[ENTRIES SHOWN Boundary: Start]
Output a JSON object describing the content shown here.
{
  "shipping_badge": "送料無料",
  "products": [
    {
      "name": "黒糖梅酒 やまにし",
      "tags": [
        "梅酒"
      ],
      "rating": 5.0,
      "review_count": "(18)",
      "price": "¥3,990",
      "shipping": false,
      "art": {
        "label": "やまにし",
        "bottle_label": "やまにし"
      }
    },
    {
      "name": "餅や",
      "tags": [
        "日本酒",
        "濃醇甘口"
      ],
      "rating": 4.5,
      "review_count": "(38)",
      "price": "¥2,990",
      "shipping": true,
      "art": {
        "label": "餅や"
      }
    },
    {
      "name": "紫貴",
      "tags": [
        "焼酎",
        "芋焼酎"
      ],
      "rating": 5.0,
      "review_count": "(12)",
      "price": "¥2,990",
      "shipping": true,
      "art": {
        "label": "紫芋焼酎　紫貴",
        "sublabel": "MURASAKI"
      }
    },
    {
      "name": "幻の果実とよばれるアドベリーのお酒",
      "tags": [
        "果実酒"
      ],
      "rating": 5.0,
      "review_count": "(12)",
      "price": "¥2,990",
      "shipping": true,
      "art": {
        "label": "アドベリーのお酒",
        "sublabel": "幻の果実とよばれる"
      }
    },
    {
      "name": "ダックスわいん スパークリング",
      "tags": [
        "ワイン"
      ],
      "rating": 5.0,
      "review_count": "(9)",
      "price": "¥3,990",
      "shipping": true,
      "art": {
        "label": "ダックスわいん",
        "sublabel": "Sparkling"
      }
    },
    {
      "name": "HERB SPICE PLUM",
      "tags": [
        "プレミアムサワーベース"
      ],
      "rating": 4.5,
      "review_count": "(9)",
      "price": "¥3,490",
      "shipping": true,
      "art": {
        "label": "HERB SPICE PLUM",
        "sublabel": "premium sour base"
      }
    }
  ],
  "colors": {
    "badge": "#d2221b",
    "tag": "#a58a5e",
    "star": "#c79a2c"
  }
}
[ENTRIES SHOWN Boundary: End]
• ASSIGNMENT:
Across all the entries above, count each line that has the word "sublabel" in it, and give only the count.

• YOUR SOLUTION:
4